When Audry announced that she was ready to try spinning again, Derrick took it as a good sign.
"Music was the one thing that I was just really hoping to God she still had," he says. "She came over here to DJ for the first time after the accident, just to practice. We just had a couple of turntables set up. I helped her get familiar with the mixer, just to be sure she knew what was what, and the first time she was right on it. She had it flawless. I knew she was going to have it, because she's one of the hardest-working people I've ever met."
In August, Audry got behind the tables again in a proper club setting, at the Funky Buddha. The crowd was primarily composed of friends who'd joined in a gigantic benefit concert at the Church in July, an event designed to help Derrick and Audry cover their massive medical expenses; Audry had maxed out her benefits at $100,000. (Two similar events were held for her in San Francisco.) Since then, she's appeared in the club a handful of times; a recording of one of her sets, Live From the Funky Buddha, is available through her Web site, www.missaudry.com.
"I wasn't nervous about getting back up there," she says. "I was too excited. The music really was an important part of my therapy, I think. When something's taken away, you miss it. And when it's there again, it's all new again. You're amazed by it, enthralled.
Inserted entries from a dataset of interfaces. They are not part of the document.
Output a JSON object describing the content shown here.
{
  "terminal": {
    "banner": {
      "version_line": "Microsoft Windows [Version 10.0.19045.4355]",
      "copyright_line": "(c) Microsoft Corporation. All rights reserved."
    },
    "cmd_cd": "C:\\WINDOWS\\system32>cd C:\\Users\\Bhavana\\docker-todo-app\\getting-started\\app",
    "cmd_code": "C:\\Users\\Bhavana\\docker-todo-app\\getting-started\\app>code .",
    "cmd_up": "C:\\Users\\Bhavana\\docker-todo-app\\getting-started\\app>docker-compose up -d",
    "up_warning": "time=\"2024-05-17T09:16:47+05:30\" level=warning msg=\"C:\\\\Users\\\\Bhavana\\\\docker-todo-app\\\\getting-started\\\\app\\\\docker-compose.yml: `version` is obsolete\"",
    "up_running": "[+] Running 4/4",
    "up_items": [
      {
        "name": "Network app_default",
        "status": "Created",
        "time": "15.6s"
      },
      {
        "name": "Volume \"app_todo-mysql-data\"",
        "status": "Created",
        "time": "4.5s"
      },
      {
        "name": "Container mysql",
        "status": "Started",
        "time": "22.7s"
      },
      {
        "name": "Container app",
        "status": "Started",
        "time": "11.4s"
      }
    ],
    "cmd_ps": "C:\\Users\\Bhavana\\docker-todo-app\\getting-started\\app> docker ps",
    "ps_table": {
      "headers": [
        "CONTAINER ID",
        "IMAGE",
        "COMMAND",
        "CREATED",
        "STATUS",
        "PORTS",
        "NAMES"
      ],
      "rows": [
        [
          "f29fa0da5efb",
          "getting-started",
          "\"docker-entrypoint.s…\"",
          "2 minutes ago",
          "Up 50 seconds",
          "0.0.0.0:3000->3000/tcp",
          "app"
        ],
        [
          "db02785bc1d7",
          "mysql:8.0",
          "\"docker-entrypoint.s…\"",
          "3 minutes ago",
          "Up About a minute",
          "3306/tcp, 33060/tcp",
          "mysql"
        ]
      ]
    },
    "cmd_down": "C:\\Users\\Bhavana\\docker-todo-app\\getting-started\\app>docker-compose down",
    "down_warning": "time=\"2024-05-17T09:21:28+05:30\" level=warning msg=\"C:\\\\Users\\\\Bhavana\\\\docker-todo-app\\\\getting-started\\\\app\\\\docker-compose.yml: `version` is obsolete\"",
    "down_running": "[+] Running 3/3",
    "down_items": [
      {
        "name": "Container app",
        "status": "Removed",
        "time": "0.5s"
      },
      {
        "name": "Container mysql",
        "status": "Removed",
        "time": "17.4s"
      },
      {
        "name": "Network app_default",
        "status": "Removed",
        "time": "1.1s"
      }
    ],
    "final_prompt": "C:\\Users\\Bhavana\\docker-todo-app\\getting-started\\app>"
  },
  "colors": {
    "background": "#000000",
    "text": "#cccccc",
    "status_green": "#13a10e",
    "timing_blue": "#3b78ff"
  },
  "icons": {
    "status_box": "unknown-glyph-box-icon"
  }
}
I think, in a weird way, that the accident has actually helped my career."
She pauses for a beat, then laughs.
"Not that this is really the way that I would have planned it."
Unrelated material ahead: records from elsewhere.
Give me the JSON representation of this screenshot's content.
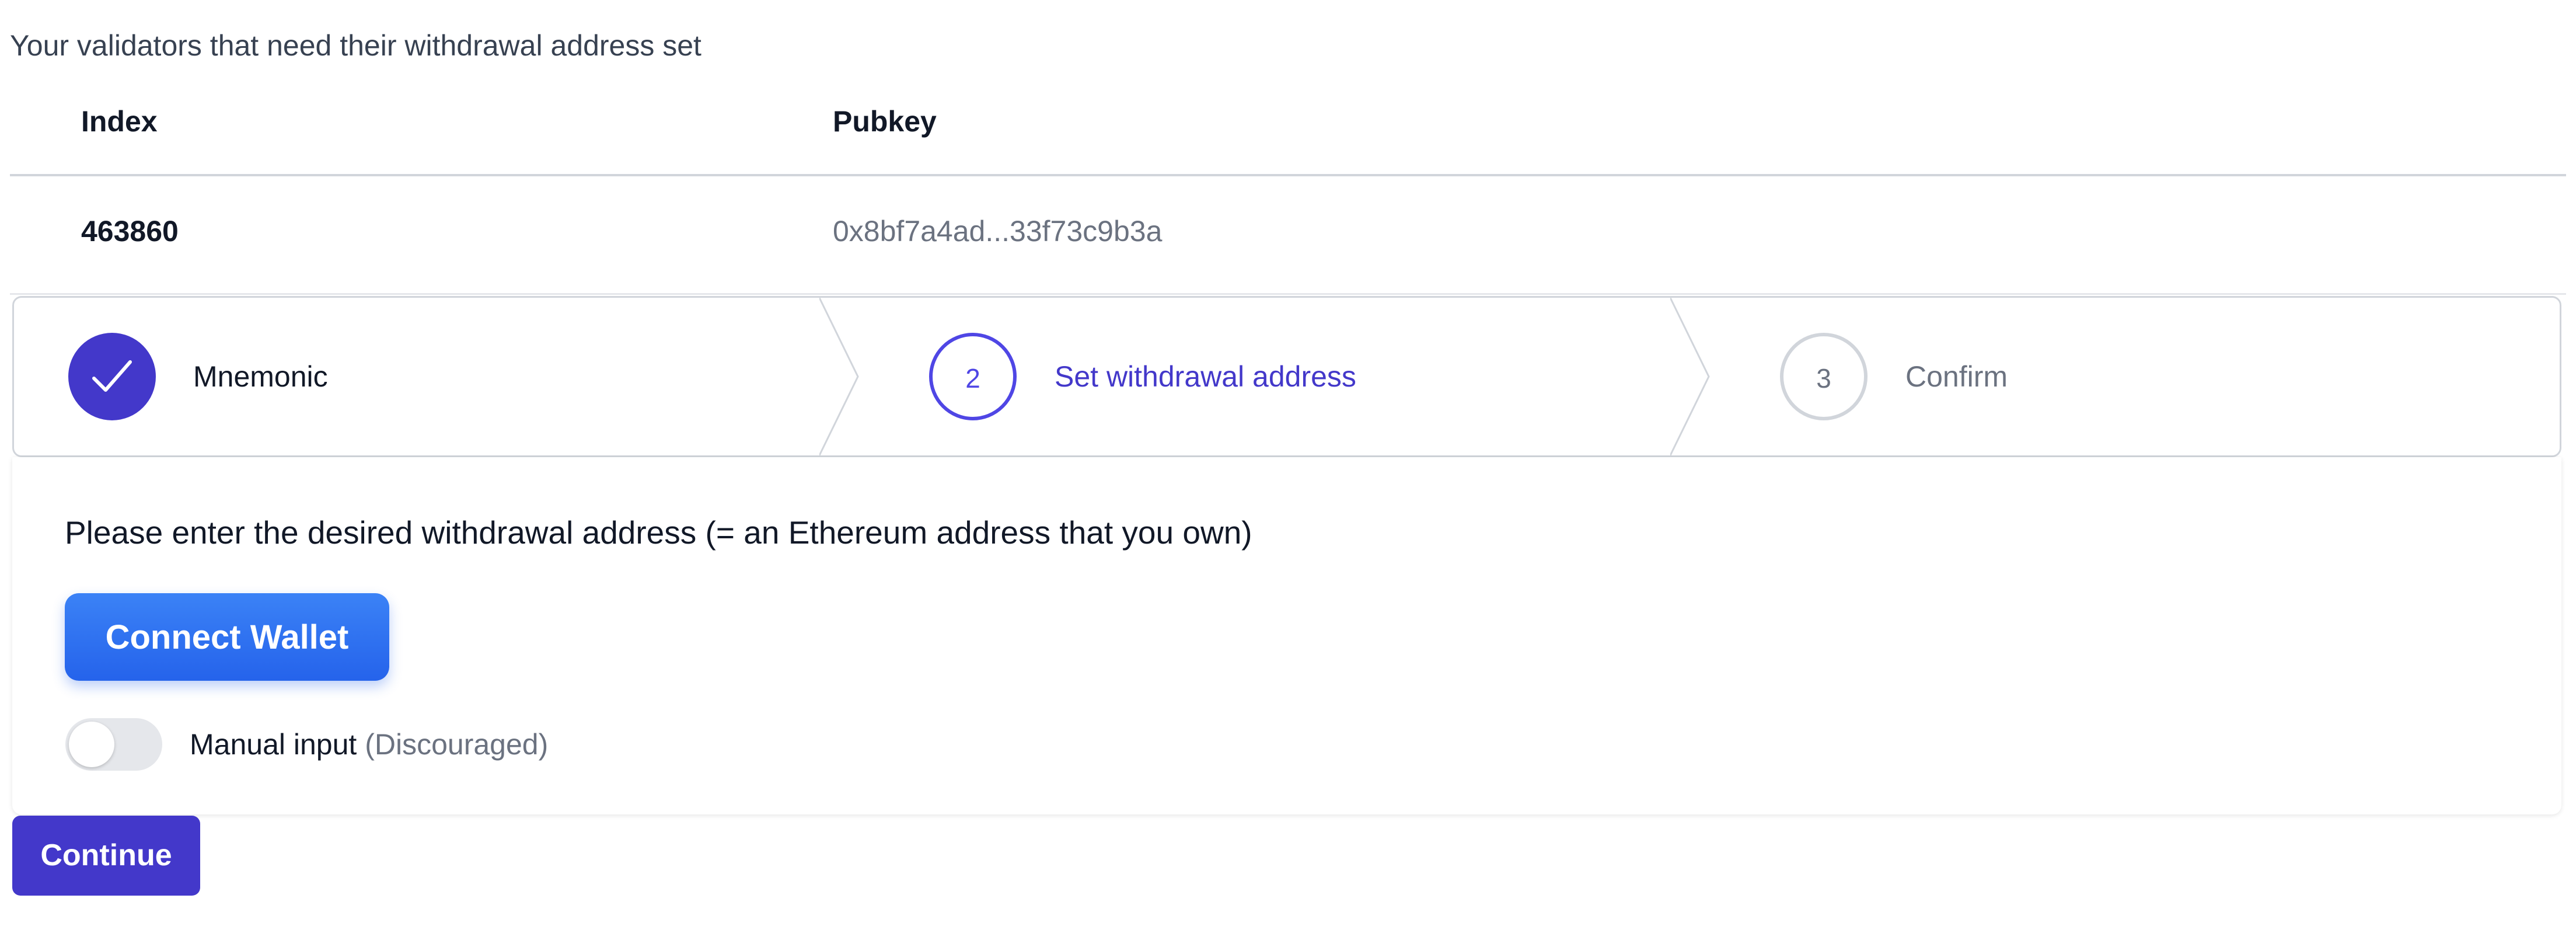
{
  "intro_text": "Your validators that need their withdrawal address set",
  "table": {
    "columns": [
      "Index",
      "Pubkey"
    ],
    "rows": [
      {
        "index": "463860",
        "pubkey": "0x8bf7a4ad...33f73c9b3a"
      }
    ]
  },
  "steps": [
    {
      "number": "",
      "label": "Mnemonic",
      "state": "complete",
      "icon": "check-icon"
    },
    {
      "number": "2",
      "label": "Set withdrawal address",
      "state": "current"
    },
    {
      "number": "3",
      "label": "Confirm",
      "state": "upcoming"
    }
  ],
  "panel": {
    "instruction": "Please enter the desired withdrawal address (= an Ethereum address that you own)",
    "connect_wallet_label": "Connect Wallet",
    "manual_input_label": "Manual input",
    "manual_input_note": "(Discouraged)",
    "manual_input_enabled": false
  },
  "continue_label": "Continue",
  "colors": {
    "primary": "#4338ca",
    "wallet_button": "#2563eb",
    "border": "#d1d5db",
    "muted_text": "#6b7280"
  }
}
New Year's Eve 2002 found Audry perched high above a packed house at Kelly's Mission Rock, a popular late-night spot in San Francisco, in perfect command of two Technics 1200s and a mixer. She'd brought a crate of records so that, as one of 25 DJs appearing that night, she could spin the West Coast, vocal house style that fans in the Bay Area had come to expect from Miss Audry.
On the surface, the evening was not out of the ordinary. Parties, even twelve-hour parties like this one, are part of a working DJ's normal routine. Audry had seen hundreds of events like it before. Still, it felt like the most important night of her life.
"That was my first big gig after the accident, so it was really special to me for a lot of reasons," she says. "Not only was I able to DJ again, but a lot of my friends were there to kind of enjoy the whole experience with me. I felt a sense of triumph for sure, because I was able to overcome so many obstacles to get there."
According to a worst-case scenario presented to her friends and family in the hours following the accident, Audry might never have gone anywhere again. But now here she was, visiting the city she'd adopted and adored, putting her life back together like an extended dance remix.
On March 7, Audry turned 27. She entered her new year at full speed. She's seeing a vocal coach to help her reclaim her singing abilities, which disappeared when her throat was paralyzed. She's taking a Spanish class and writing lyrics and melodies for new songs, including a followup to "That Latin Track." She and her mom are planning a move from Westminster to Capitol Hill, so that Audry will be nearer to her friends and to her music. Friends say she's the same old Audry. But in some ways, she's a different person. Better.
"I don't feel like I've lost anything in any way," she says. "The type of brain injury I have, it just didn't affect me emotionally. But I feel like I probably am more positive now. I can really see the bright side; I feel really lucky that nothing is permanent with my injuries. Everything is a little harder now, but at least I can do it. That's what I have to remind myself: At least I can."